BEGIN AVAILABLE DATA

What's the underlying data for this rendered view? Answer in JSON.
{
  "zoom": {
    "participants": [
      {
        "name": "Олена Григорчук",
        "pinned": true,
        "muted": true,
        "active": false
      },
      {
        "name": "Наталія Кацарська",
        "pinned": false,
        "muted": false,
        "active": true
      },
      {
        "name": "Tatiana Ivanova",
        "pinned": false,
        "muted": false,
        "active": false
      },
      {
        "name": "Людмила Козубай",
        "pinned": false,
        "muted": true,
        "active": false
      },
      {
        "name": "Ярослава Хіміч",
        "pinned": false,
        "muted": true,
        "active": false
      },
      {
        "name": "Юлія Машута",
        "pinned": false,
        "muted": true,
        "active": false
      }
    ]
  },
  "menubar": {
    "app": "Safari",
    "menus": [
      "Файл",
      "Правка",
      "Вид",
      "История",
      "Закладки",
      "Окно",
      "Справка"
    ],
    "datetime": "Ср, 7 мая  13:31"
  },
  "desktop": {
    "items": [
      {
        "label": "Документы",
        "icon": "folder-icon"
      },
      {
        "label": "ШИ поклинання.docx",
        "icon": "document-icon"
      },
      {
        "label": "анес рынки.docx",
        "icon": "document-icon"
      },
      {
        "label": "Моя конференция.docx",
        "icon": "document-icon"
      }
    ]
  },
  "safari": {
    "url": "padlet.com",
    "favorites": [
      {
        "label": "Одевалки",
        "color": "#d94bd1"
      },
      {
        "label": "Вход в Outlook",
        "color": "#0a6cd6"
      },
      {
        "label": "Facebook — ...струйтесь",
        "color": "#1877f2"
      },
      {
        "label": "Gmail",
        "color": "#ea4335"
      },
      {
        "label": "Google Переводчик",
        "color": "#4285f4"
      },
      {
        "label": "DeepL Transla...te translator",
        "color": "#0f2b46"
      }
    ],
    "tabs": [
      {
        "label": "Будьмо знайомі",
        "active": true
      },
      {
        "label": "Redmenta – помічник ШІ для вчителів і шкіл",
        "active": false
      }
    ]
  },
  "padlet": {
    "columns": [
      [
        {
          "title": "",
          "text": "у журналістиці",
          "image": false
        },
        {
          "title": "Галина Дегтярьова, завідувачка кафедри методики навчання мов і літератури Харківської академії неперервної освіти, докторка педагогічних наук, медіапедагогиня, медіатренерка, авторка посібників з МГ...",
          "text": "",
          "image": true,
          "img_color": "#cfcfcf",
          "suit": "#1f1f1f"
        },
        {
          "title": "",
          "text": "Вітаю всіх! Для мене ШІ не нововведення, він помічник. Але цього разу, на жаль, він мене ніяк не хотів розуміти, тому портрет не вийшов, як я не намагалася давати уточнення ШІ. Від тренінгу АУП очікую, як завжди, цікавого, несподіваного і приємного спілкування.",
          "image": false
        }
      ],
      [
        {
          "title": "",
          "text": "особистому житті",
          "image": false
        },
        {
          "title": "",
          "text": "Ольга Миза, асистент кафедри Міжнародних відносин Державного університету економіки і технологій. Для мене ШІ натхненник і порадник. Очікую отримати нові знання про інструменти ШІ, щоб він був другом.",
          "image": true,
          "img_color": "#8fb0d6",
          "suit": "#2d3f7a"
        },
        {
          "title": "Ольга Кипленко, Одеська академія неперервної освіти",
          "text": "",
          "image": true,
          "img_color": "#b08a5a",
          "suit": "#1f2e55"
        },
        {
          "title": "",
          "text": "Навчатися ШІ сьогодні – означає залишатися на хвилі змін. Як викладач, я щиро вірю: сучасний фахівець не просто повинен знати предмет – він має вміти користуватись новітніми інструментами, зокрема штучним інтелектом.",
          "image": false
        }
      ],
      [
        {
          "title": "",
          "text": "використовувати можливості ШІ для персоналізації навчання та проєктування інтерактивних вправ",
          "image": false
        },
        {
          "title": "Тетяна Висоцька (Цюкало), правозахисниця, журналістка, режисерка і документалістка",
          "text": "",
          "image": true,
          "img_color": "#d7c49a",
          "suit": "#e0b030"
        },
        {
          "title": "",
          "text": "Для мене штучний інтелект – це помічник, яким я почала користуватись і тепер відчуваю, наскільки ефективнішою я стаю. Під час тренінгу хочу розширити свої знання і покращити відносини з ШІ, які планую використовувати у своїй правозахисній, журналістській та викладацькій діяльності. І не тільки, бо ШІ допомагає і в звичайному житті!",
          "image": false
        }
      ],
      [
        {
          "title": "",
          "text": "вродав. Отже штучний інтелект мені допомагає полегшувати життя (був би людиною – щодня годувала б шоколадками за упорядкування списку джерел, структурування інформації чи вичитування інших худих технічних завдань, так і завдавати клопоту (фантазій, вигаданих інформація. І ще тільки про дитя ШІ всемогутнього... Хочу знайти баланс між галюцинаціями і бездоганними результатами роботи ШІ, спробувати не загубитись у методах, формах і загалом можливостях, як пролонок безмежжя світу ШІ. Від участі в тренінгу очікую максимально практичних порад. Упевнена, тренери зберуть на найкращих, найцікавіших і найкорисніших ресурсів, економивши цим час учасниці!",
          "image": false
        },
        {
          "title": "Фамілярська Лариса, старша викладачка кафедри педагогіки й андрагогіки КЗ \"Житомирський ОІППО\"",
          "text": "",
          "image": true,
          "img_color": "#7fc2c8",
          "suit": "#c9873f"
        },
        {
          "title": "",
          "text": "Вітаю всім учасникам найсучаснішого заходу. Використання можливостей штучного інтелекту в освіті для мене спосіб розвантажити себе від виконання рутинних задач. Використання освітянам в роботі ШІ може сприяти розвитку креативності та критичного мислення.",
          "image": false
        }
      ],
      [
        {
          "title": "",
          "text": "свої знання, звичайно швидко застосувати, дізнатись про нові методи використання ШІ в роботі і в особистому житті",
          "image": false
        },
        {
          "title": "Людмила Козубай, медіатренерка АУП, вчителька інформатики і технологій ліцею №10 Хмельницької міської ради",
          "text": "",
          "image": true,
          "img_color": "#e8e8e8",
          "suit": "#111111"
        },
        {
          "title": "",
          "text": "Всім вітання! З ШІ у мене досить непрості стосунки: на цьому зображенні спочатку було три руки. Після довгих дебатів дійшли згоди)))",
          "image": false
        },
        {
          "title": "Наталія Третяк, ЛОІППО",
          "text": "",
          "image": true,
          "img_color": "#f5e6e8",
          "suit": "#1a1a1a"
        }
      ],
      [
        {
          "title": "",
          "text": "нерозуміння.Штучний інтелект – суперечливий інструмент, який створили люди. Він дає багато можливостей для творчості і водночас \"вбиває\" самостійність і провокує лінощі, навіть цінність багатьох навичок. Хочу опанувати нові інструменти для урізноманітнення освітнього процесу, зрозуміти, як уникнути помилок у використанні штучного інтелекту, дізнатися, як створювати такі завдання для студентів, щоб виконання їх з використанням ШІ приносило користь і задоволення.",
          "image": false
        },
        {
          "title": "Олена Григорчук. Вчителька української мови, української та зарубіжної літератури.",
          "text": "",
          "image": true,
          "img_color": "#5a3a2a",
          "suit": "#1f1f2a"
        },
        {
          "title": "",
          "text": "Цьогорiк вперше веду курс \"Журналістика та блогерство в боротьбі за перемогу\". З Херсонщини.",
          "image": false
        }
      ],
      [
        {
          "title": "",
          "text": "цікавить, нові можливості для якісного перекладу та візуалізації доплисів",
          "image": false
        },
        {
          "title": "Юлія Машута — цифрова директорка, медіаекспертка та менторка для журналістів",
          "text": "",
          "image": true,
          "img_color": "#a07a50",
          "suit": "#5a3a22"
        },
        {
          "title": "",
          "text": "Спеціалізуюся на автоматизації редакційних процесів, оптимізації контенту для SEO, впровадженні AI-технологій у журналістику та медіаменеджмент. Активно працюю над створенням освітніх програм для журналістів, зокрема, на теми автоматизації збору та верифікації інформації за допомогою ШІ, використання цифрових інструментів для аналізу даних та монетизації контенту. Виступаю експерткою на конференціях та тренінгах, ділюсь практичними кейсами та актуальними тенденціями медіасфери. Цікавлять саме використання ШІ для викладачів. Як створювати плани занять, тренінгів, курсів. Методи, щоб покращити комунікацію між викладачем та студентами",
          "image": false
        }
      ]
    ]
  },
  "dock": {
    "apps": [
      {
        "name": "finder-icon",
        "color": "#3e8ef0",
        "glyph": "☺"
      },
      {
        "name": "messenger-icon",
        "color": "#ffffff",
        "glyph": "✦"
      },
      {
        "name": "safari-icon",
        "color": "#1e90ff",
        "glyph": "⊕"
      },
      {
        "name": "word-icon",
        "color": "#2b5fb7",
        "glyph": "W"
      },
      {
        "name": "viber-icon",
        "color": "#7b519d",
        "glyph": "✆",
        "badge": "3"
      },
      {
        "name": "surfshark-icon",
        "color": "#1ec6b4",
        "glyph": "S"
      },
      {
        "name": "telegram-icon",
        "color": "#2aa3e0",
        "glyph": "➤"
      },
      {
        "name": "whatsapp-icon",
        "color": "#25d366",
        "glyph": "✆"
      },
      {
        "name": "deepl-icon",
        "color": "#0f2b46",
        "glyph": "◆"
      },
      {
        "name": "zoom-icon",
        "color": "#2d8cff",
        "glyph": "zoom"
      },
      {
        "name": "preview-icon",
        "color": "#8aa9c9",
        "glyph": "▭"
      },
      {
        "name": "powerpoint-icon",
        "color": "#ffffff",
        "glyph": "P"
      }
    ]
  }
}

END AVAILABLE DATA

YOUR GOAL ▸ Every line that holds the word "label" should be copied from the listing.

ANSWER SPACE ▸
        "label": "Документы",
        "label": "ШИ поклинання.docx",
        "label": "анес рынки.docx",
        "label": "Моя конференция.docx",
        "label": "Одевалки",
        "label": "Вход в Outlook",
        "label": "Facebook — ...струйтесь",
        "label": "Gmail",
        "label": "Google Переводчик",
        "label": "DeepL Transla...te translator",
        "label": "Будьмо знайомі",
        "label": "Redmenta – помічник ШІ для вчителів і шкіл",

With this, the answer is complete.